BEGIN

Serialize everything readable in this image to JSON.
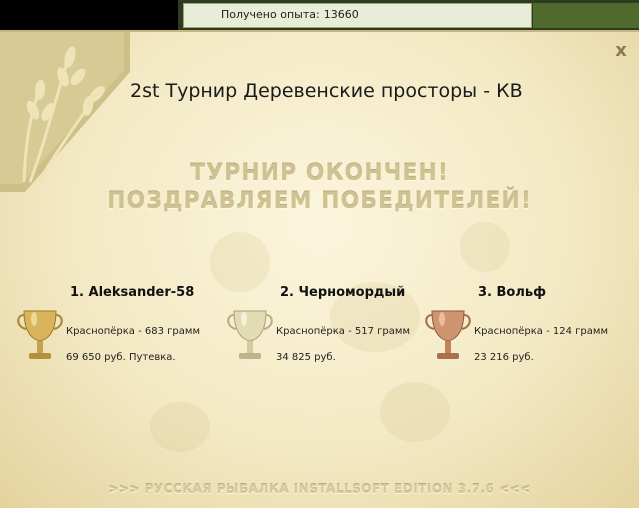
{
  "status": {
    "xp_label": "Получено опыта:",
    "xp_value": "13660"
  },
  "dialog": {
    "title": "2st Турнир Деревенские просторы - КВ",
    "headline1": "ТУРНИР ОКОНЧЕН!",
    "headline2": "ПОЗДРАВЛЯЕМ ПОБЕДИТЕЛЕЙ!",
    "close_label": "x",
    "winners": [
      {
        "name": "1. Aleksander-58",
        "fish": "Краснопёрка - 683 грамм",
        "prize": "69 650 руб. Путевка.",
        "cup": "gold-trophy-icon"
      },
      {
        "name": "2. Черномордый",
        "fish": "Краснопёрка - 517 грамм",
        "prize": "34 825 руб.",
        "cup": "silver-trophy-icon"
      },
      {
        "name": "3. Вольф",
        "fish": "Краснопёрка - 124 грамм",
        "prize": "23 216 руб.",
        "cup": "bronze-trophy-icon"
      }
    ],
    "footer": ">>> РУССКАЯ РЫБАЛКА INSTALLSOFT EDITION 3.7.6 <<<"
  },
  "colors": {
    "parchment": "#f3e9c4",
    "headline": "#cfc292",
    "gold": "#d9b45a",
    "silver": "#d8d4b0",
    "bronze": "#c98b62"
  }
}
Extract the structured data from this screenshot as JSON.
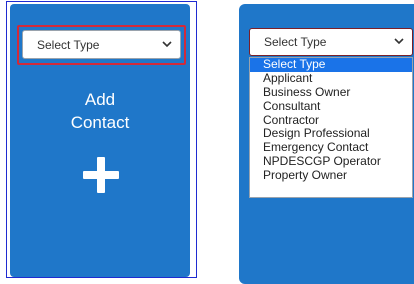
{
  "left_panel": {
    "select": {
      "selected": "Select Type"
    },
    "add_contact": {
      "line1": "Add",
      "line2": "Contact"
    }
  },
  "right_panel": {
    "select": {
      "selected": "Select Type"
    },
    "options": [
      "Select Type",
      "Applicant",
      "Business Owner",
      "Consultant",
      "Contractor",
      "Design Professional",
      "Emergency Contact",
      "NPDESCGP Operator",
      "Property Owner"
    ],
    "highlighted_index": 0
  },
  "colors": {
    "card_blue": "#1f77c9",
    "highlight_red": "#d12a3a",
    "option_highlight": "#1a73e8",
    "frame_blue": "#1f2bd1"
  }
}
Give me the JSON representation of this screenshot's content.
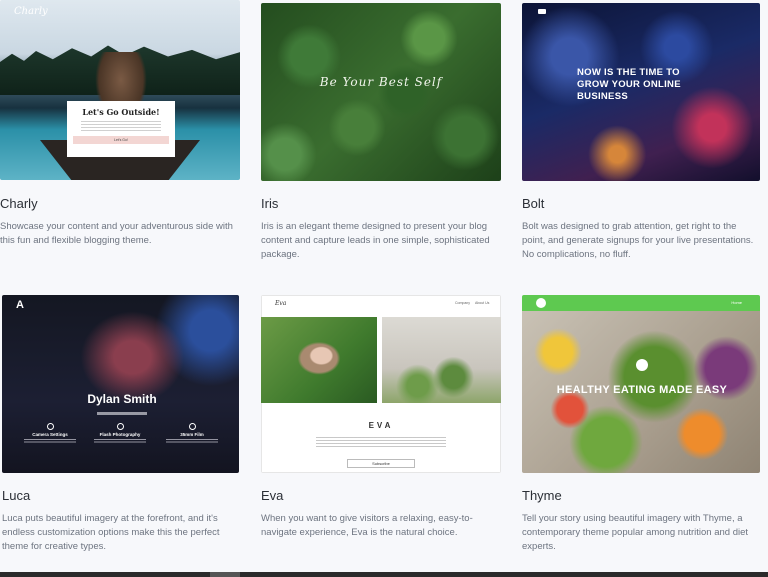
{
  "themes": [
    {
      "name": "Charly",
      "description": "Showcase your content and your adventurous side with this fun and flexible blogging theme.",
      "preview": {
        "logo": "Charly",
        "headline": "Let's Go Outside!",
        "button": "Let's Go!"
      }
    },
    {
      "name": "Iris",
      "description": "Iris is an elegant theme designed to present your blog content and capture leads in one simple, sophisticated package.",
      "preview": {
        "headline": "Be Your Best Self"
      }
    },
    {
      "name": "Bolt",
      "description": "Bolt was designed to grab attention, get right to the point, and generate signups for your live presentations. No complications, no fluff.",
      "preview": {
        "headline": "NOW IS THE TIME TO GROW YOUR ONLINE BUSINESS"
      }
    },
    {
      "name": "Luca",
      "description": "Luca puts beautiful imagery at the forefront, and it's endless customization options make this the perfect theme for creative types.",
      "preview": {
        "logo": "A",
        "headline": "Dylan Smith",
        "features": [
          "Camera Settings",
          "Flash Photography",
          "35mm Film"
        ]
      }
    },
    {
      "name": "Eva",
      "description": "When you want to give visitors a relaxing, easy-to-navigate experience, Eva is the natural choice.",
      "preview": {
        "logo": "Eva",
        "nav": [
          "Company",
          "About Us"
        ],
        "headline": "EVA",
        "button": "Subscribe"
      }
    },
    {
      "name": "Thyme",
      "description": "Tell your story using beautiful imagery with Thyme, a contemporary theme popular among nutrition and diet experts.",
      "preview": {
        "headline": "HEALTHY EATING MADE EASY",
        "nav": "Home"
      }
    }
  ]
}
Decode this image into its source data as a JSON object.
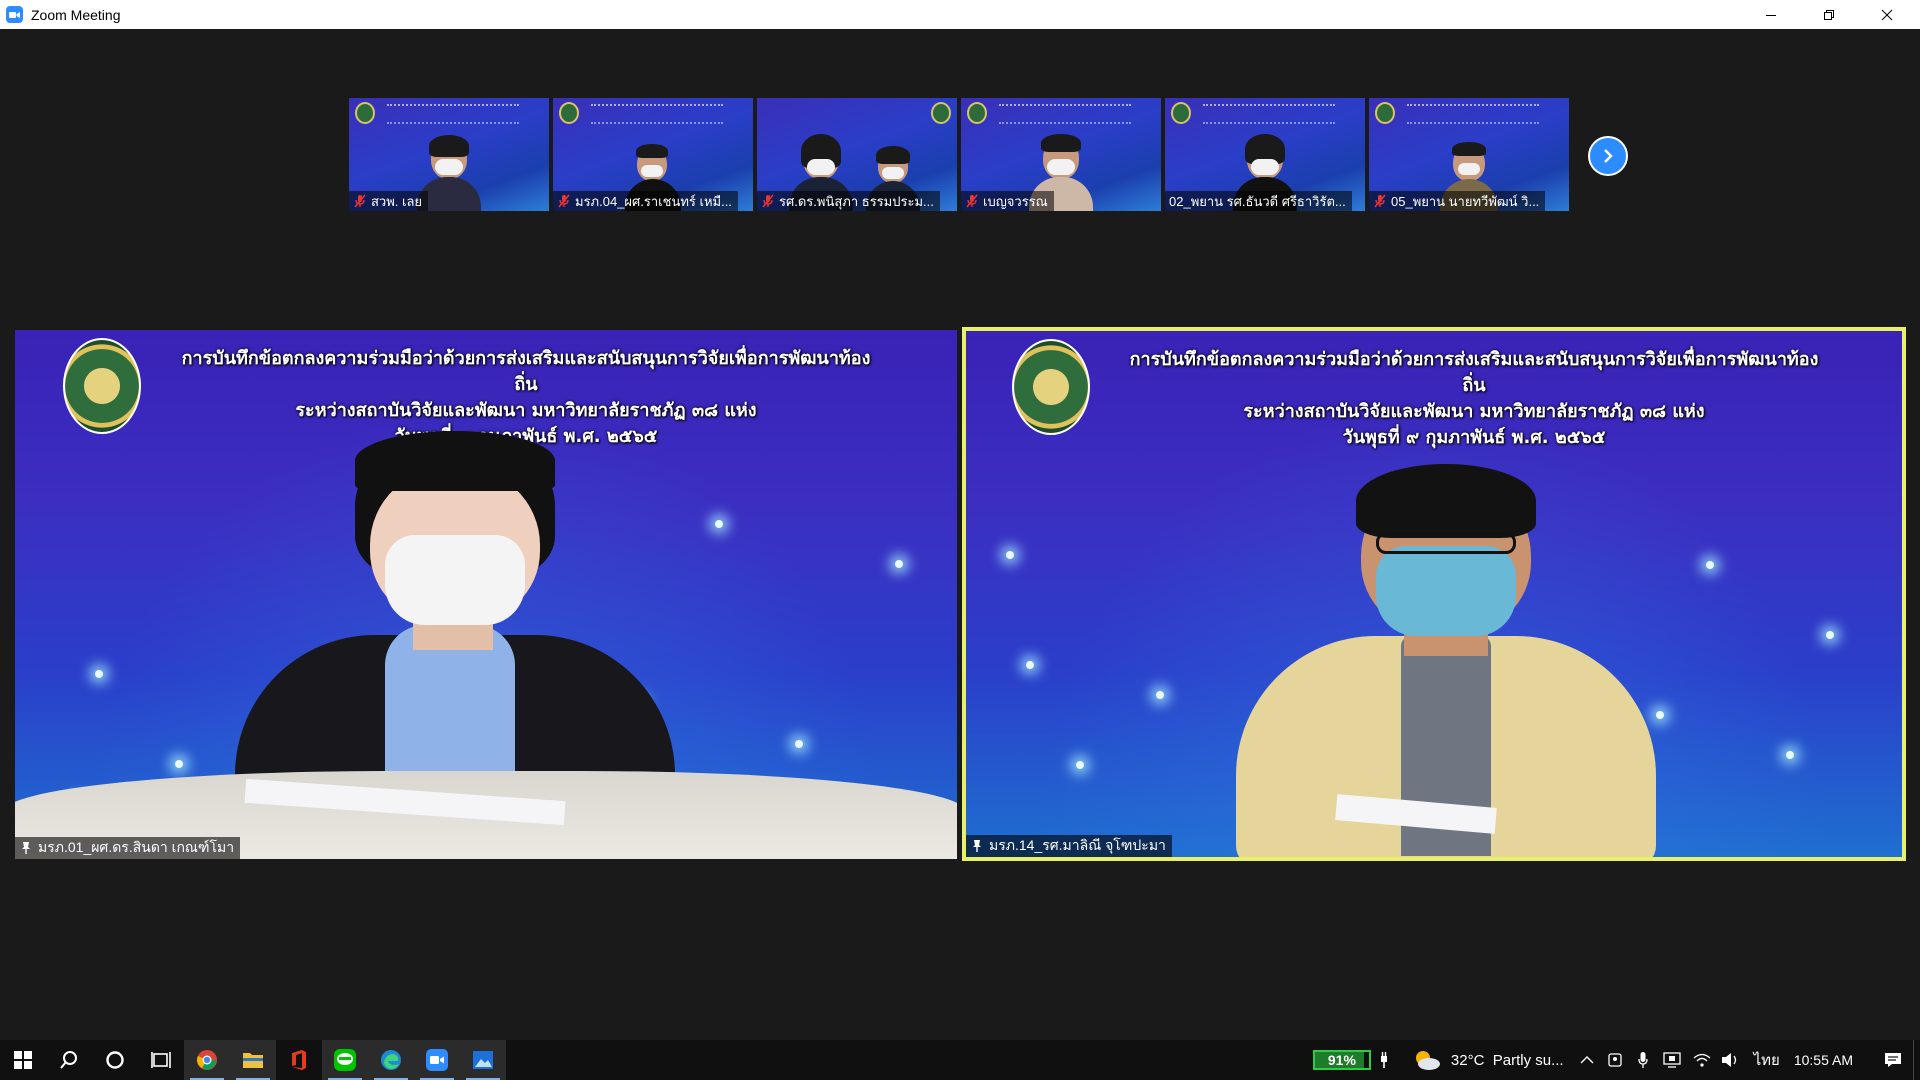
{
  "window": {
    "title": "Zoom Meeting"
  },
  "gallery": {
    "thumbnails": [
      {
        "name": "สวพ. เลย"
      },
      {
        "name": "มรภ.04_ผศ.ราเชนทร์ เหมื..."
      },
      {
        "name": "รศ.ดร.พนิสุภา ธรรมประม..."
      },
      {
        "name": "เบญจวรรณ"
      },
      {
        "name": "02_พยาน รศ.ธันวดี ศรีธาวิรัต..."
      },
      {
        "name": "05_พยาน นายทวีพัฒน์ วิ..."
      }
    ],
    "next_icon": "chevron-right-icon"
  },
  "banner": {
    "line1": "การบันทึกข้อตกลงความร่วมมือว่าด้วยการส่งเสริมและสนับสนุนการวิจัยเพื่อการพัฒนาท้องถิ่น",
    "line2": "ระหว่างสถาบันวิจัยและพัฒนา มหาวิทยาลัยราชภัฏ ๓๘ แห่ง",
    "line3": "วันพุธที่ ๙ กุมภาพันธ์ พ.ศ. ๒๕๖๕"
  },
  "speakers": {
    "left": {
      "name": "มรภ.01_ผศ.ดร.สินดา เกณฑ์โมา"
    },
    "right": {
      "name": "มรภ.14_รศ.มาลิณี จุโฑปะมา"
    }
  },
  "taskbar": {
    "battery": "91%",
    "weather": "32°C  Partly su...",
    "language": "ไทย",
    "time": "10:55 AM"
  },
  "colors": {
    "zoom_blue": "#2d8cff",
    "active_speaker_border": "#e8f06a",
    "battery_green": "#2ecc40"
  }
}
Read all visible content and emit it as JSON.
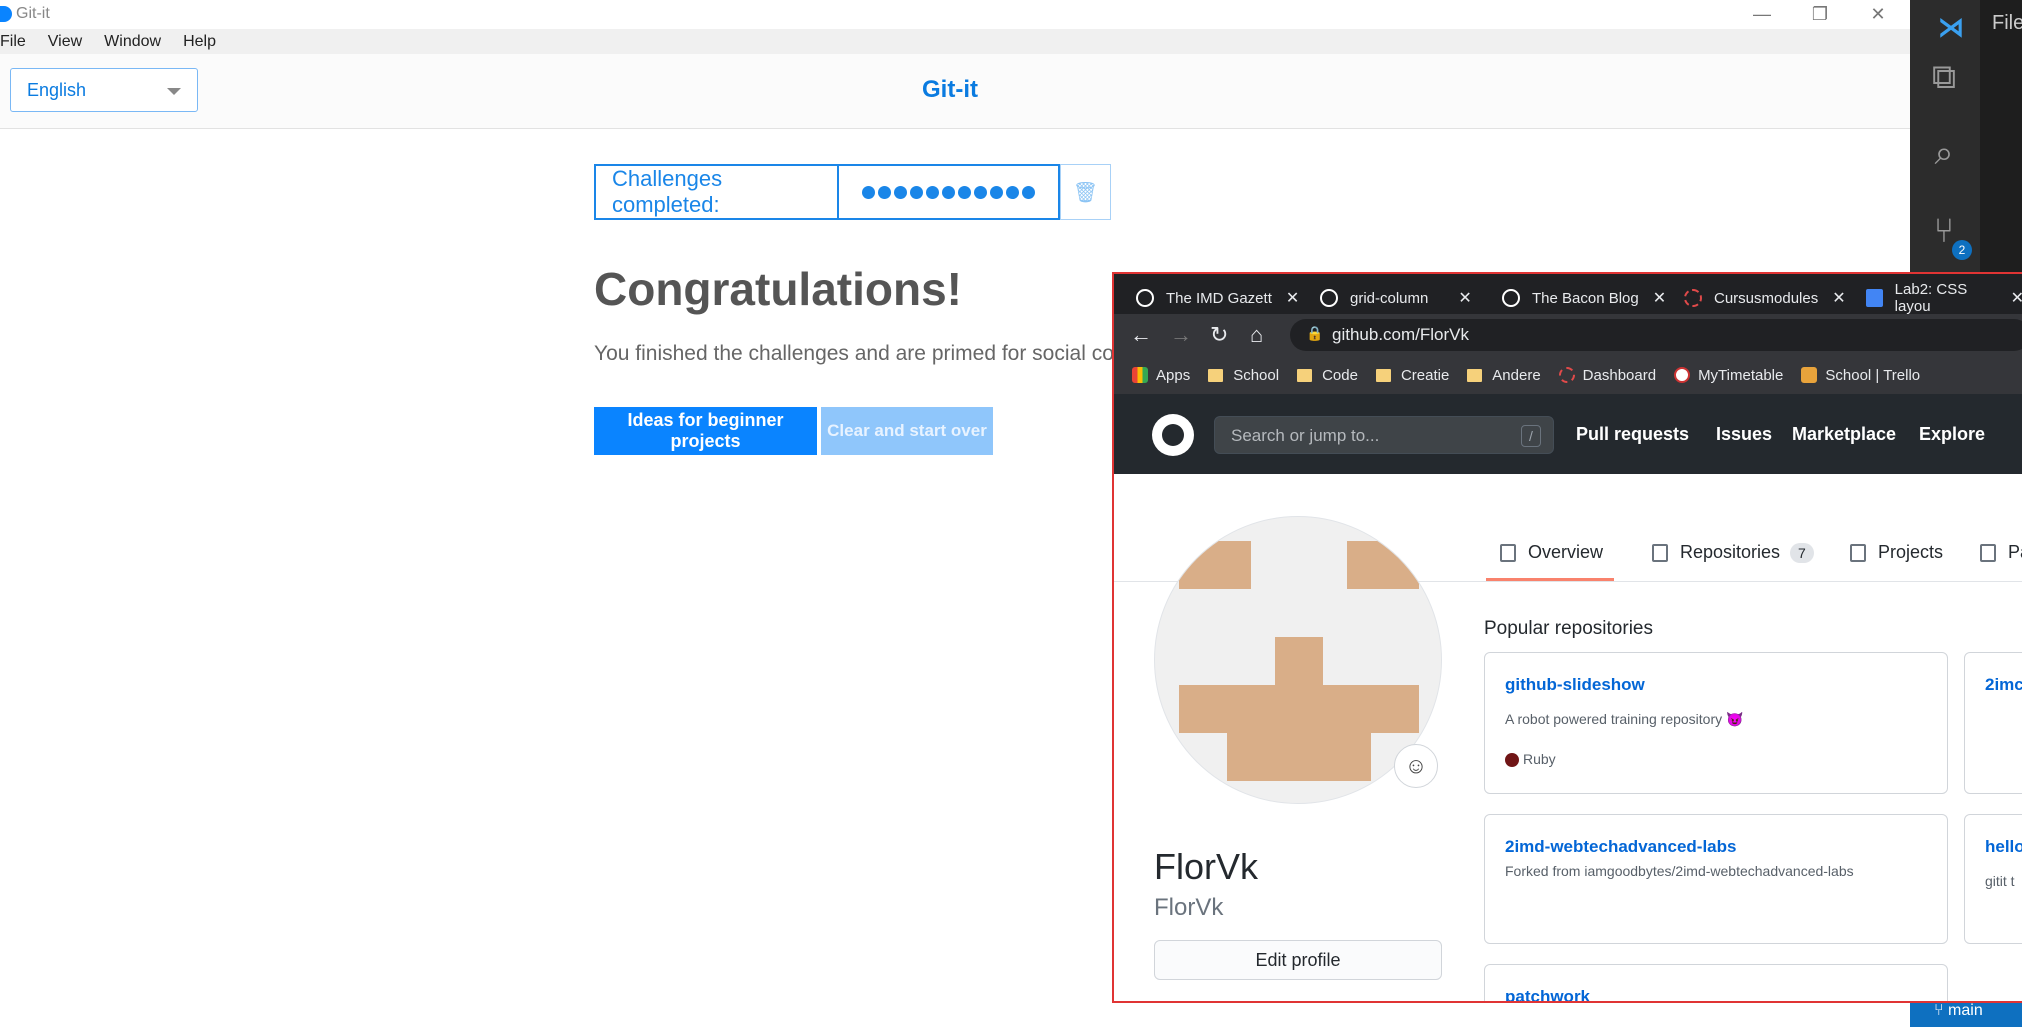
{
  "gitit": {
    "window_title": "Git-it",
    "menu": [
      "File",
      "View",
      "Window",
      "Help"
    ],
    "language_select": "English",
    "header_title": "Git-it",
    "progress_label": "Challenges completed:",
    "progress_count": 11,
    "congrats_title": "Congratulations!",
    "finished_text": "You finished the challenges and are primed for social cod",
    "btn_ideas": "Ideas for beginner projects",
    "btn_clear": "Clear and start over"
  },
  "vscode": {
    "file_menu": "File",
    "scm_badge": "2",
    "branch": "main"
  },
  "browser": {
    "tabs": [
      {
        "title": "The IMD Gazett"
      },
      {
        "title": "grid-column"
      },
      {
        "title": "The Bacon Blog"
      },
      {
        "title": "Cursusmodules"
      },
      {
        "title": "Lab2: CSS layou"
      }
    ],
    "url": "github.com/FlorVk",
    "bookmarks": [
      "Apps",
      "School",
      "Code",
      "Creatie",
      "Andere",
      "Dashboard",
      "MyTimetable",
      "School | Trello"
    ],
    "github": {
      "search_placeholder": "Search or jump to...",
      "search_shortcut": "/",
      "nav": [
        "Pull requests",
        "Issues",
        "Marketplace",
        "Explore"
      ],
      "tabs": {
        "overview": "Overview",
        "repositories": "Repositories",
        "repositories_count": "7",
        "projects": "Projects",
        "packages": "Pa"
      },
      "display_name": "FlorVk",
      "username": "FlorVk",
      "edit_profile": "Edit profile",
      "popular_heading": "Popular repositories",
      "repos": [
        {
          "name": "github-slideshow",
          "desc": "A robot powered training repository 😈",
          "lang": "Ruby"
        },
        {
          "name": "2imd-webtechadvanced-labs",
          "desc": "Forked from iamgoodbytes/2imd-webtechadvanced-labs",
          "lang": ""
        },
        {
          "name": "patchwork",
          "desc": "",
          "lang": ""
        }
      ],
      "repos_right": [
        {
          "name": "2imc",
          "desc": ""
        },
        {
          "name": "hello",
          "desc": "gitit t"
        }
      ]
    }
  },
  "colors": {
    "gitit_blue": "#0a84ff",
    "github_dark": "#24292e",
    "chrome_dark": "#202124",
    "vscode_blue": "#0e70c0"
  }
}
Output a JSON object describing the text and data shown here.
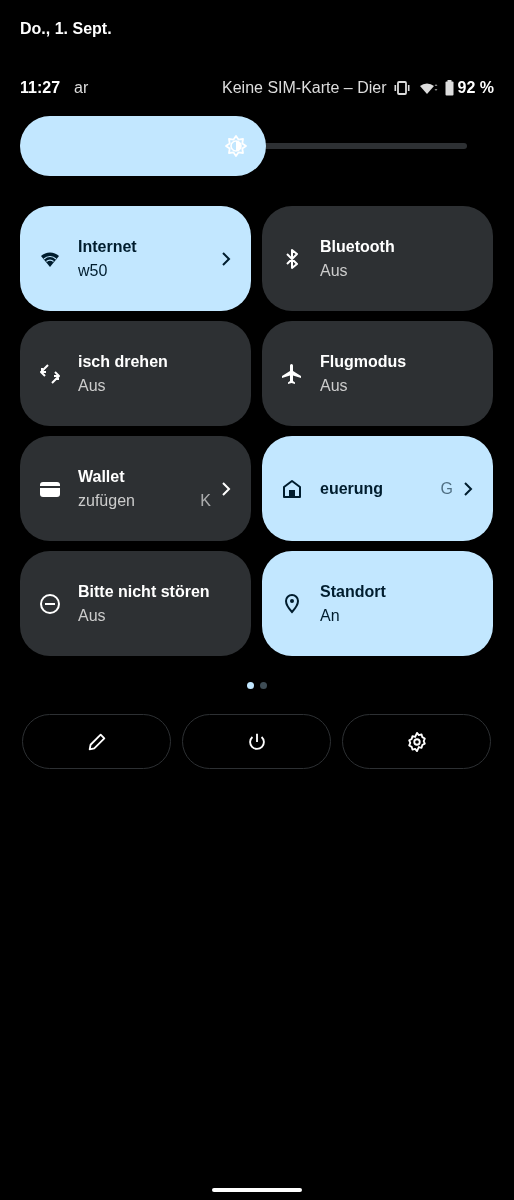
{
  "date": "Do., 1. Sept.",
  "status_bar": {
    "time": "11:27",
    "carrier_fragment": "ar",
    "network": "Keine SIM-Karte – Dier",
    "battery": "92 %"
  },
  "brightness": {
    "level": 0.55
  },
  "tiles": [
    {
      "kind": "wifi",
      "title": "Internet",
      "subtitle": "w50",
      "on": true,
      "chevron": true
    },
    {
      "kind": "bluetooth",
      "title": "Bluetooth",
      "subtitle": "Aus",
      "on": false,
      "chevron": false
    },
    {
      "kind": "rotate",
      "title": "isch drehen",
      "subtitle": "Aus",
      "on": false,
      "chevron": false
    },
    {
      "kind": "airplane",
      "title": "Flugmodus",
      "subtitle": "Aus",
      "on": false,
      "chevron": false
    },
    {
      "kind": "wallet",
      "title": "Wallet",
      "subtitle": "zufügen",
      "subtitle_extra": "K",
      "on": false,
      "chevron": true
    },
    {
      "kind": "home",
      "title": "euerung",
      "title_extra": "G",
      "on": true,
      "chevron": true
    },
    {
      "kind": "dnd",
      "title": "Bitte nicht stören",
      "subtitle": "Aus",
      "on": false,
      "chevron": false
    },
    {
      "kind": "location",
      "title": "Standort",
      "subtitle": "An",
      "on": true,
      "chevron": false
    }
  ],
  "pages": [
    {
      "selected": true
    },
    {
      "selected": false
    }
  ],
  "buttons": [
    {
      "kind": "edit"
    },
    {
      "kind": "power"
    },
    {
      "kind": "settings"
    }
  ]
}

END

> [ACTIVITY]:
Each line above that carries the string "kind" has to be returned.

> [SOLUTION TO THIS PROBLEM]:
      "kind": "wifi",
      "kind": "bluetooth",
      "kind": "rotate",
      "kind": "airplane",
      "kind": "wallet",
      "kind": "home",
      "kind": "dnd",
      "kind": "location",
      "kind": "edit"
      "kind": "power"
      "kind": "settings"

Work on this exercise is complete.